### TASK BRIEF
Every line below should be copied exactly; drop the pictures.

### Interface dataset entries

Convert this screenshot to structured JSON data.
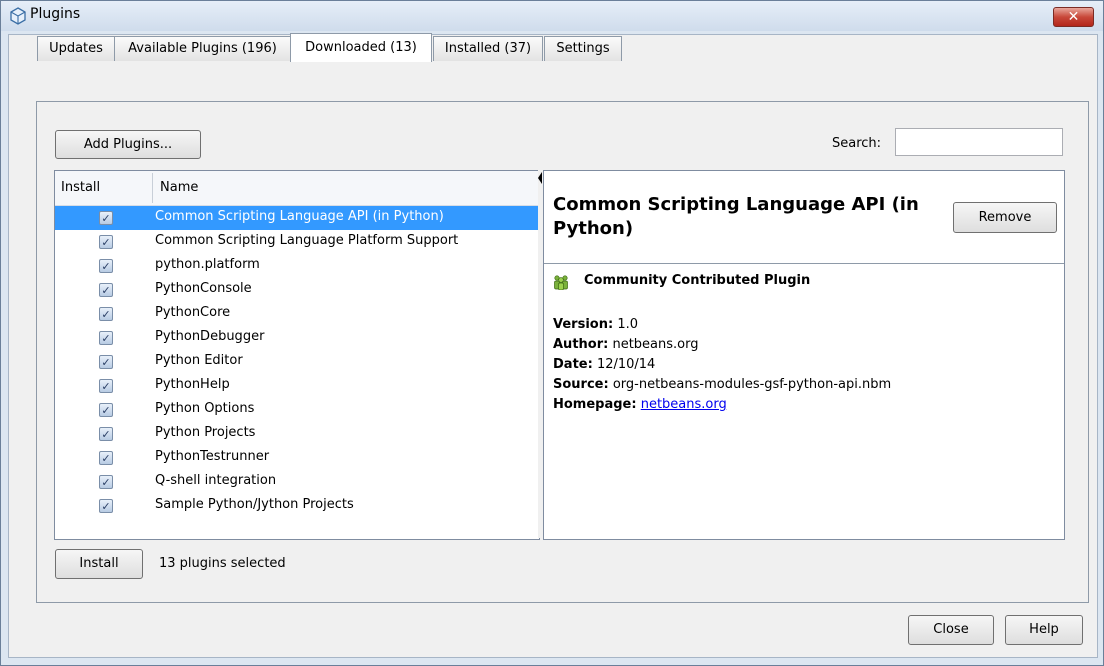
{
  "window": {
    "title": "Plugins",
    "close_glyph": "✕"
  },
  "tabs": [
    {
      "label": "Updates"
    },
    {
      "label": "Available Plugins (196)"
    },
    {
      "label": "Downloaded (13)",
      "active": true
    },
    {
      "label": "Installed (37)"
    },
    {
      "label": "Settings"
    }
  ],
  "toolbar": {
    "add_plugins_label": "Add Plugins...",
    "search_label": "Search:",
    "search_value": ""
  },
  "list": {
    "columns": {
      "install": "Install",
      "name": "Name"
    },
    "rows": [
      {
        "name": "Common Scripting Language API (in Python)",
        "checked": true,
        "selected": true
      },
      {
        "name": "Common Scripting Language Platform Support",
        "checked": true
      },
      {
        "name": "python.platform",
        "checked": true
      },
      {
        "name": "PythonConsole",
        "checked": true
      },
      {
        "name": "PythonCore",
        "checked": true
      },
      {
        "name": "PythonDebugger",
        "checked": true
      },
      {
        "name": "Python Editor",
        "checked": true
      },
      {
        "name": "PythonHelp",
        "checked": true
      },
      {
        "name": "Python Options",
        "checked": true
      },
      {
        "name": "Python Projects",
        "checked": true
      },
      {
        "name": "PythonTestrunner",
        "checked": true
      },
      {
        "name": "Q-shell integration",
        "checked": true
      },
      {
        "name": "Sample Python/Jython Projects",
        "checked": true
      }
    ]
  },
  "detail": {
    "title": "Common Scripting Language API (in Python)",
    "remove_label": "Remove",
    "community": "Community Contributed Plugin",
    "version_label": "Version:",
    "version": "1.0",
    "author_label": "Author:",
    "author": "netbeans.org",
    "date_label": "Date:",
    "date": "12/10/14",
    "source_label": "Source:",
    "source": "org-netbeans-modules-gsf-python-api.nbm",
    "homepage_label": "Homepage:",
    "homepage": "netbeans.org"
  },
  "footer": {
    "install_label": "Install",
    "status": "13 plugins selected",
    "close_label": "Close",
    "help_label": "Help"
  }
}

### RESULT FOR THIS TASK
Convert this screenshot to structured JSON data.
{
  "window": {
    "title": "Plugins",
    "close_glyph": "✕"
  },
  "tabs": [
    {
      "label": "Updates"
    },
    {
      "label": "Available Plugins (196)"
    },
    {
      "label": "Downloaded (13)",
      "active": true
    },
    {
      "label": "Installed (37)"
    },
    {
      "label": "Settings"
    }
  ],
  "toolbar": {
    "add_plugins_label": "Add Plugins...",
    "search_label": "Search:",
    "search_value": ""
  },
  "list": {
    "columns": {
      "install": "Install",
      "name": "Name"
    },
    "rows": [
      {
        "name": "Common Scripting Language API (in Python)",
        "checked": true,
        "selected": true
      },
      {
        "name": "Common Scripting Language Platform Support",
        "checked": true
      },
      {
        "name": "python.platform",
        "checked": true
      },
      {
        "name": "PythonConsole",
        "checked": true
      },
      {
        "name": "PythonCore",
        "checked": true
      },
      {
        "name": "PythonDebugger",
        "checked": true
      },
      {
        "name": "Python Editor",
        "checked": true
      },
      {
        "name": "PythonHelp",
        "checked": true
      },
      {
        "name": "Python Options",
        "checked": true
      },
      {
        "name": "Python Projects",
        "checked": true
      },
      {
        "name": "PythonTestrunner",
        "checked": true
      },
      {
        "name": "Q-shell integration",
        "checked": true
      },
      {
        "name": "Sample Python/Jython Projects",
        "checked": true
      }
    ]
  },
  "detail": {
    "title": "Common Scripting Language API (in Python)",
    "remove_label": "Remove",
    "community": "Community Contributed Plugin",
    "version_label": "Version:",
    "version": "1.0",
    "author_label": "Author:",
    "author": "netbeans.org",
    "date_label": "Date:",
    "date": "12/10/14",
    "source_label": "Source:",
    "source": "org-netbeans-modules-gsf-python-api.nbm",
    "homepage_label": "Homepage:",
    "homepage": "netbeans.org"
  },
  "footer": {
    "install_label": "Install",
    "status": "13 plugins selected",
    "close_label": "Close",
    "help_label": "Help"
  }
}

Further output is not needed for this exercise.